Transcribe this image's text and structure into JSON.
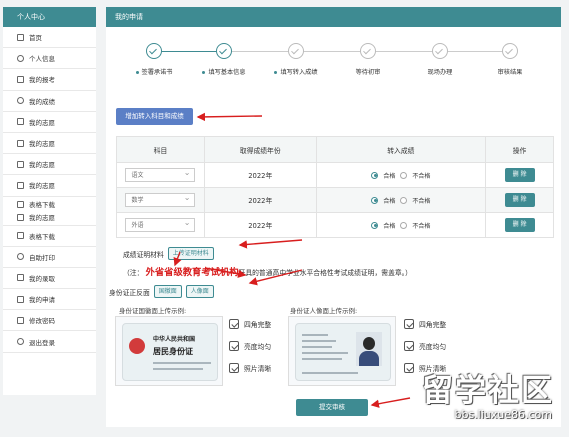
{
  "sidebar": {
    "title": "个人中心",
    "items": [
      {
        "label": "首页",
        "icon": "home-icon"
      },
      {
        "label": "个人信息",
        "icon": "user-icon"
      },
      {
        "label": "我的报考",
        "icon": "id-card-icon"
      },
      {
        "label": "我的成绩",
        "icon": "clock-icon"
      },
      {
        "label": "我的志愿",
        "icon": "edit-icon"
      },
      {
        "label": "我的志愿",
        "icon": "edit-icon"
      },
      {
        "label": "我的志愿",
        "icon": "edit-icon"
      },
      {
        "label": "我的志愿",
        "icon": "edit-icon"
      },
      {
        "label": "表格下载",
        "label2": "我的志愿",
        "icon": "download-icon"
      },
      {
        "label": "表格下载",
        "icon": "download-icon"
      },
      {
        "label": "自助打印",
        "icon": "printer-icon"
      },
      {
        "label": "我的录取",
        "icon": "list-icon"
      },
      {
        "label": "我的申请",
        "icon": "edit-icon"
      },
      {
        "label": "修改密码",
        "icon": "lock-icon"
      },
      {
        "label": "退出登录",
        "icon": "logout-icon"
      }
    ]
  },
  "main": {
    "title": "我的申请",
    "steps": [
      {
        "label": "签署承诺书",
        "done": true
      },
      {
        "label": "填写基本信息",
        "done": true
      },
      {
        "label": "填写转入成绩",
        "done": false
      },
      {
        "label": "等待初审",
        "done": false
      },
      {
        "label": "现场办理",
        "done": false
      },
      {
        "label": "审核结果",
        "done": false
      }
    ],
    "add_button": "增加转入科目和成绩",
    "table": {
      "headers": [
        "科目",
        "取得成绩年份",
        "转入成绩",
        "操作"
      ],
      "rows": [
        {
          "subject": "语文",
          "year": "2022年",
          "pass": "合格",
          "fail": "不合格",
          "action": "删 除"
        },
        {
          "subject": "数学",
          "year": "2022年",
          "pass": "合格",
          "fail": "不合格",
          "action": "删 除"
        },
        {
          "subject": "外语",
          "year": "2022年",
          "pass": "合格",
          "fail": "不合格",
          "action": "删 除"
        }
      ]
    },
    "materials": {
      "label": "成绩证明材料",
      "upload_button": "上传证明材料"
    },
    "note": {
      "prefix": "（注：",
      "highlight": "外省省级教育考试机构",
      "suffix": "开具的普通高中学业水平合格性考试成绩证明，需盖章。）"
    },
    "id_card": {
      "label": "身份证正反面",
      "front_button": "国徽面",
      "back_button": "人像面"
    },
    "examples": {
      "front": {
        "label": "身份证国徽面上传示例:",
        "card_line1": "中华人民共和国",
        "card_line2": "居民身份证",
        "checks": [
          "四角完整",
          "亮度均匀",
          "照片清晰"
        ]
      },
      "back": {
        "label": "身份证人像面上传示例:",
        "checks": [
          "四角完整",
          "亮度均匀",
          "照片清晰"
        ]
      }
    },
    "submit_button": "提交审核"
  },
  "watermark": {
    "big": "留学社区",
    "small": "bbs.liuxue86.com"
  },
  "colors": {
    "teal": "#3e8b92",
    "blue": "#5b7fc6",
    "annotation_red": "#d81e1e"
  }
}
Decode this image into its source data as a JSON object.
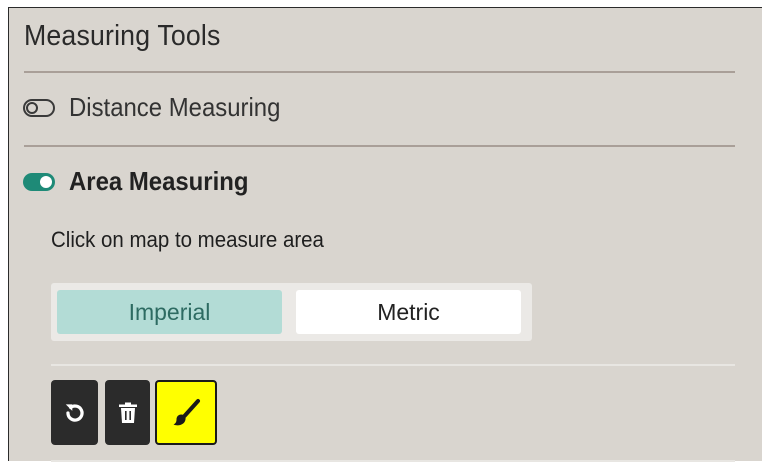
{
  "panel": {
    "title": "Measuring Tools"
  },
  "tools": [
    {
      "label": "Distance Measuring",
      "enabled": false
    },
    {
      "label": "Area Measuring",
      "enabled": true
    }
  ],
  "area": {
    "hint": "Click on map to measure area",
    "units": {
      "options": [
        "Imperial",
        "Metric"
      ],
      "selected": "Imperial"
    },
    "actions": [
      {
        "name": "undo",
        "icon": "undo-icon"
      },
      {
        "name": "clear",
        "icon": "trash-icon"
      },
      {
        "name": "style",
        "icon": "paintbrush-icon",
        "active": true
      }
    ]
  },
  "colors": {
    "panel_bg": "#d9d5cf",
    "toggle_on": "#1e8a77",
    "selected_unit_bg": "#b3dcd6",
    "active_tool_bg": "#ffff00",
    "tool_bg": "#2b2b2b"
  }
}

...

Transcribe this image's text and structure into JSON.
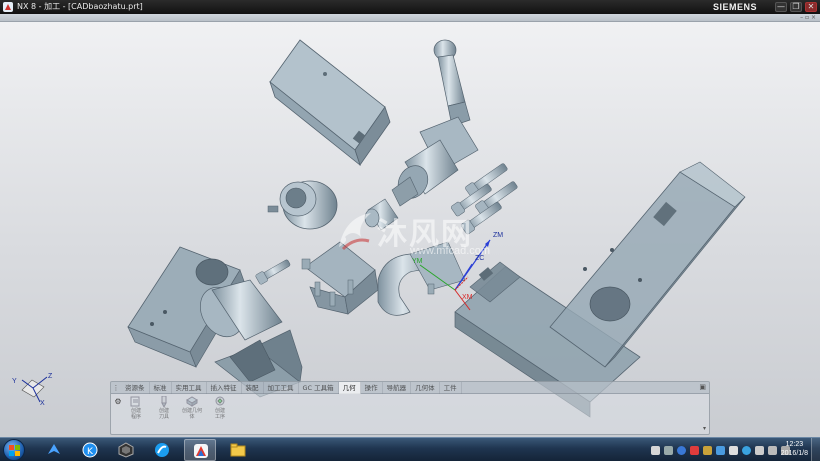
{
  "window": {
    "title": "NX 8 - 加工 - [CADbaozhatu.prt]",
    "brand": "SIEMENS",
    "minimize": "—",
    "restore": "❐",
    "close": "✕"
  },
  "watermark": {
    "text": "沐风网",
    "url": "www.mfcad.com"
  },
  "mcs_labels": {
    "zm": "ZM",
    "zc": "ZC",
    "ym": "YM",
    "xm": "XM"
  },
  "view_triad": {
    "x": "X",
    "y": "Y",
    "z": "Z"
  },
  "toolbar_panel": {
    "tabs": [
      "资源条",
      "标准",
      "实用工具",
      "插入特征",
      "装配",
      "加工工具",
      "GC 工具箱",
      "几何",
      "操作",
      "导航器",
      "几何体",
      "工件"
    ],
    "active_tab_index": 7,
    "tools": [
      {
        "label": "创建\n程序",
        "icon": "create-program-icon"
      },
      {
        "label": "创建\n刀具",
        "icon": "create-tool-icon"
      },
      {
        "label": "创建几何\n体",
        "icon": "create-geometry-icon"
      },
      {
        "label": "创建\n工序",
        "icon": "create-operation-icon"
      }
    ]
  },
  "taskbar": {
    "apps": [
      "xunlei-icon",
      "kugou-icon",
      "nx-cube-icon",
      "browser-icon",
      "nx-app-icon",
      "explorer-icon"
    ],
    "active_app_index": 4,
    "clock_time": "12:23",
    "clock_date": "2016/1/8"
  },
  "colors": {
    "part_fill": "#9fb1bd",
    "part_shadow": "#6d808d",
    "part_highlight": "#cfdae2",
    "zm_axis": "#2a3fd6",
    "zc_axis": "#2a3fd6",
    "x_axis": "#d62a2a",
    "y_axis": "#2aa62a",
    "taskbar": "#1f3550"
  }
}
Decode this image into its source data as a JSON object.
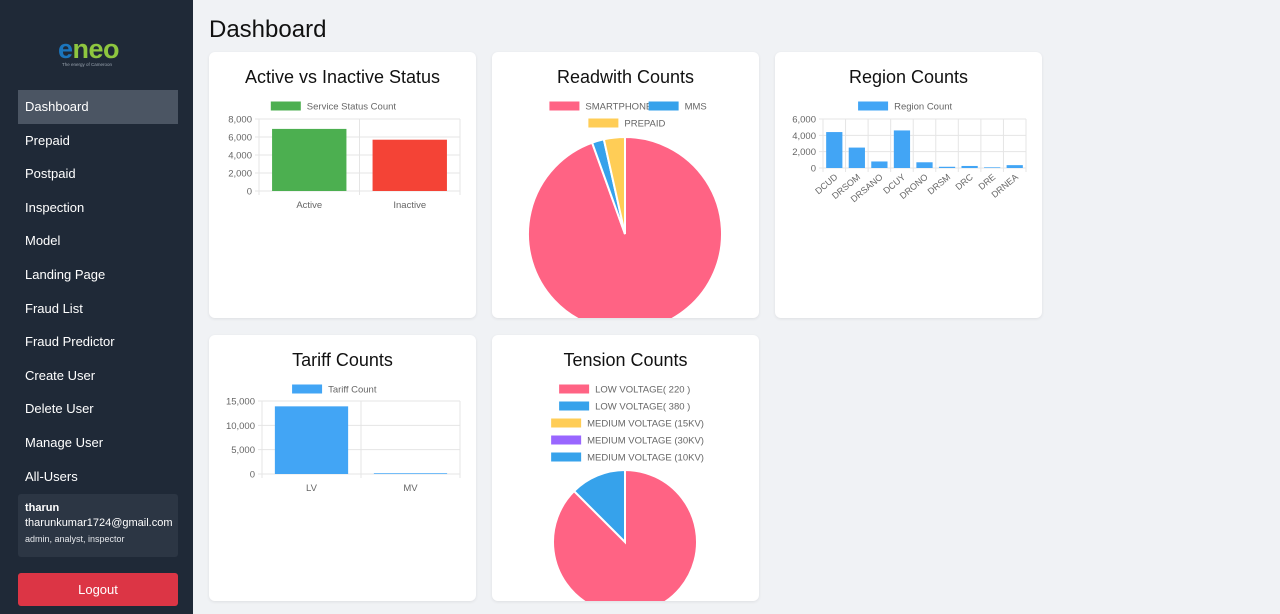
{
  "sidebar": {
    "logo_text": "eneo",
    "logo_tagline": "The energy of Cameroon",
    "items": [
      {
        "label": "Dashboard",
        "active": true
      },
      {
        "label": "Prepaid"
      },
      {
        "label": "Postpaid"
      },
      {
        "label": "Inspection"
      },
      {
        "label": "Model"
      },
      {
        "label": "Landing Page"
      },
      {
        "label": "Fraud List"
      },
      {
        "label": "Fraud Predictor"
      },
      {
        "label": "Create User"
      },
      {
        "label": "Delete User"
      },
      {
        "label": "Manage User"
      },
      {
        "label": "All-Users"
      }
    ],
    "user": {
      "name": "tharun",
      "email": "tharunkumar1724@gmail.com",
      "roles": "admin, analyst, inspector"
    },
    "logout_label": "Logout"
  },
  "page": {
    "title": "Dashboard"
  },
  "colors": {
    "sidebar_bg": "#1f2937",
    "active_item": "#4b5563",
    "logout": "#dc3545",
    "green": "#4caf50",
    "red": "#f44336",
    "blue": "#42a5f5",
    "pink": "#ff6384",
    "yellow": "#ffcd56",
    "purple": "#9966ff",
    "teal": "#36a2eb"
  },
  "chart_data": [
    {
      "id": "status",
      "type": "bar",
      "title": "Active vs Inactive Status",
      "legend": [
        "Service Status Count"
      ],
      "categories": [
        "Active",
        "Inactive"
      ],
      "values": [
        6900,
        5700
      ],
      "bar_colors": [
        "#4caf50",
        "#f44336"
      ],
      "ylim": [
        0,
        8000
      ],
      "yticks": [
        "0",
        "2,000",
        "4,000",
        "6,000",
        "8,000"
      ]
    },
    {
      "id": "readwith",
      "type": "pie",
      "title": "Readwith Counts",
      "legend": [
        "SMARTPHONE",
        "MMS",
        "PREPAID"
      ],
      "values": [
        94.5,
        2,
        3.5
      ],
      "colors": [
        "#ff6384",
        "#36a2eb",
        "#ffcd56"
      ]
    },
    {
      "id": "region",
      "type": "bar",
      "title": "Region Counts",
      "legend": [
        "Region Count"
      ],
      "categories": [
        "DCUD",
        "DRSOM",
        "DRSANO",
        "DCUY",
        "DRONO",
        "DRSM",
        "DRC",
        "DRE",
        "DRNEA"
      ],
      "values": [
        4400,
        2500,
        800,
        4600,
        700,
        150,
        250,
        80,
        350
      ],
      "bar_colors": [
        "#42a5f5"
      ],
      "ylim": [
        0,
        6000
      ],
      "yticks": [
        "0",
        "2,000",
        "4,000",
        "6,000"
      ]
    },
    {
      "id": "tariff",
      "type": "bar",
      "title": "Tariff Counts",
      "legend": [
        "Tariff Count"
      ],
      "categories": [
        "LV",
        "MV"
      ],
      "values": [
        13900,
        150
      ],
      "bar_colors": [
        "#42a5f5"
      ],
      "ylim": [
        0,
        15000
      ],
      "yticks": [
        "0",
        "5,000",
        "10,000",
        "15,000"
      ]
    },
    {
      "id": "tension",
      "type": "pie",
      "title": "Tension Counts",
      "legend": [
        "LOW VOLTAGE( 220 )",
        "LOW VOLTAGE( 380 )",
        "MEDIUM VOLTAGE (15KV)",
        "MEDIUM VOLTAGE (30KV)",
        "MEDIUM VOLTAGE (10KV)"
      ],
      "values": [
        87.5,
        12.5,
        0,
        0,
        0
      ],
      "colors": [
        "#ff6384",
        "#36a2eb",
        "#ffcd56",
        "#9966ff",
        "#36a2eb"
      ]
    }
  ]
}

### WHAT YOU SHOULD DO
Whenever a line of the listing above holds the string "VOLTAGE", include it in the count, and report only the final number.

### RESPONSE AREA
5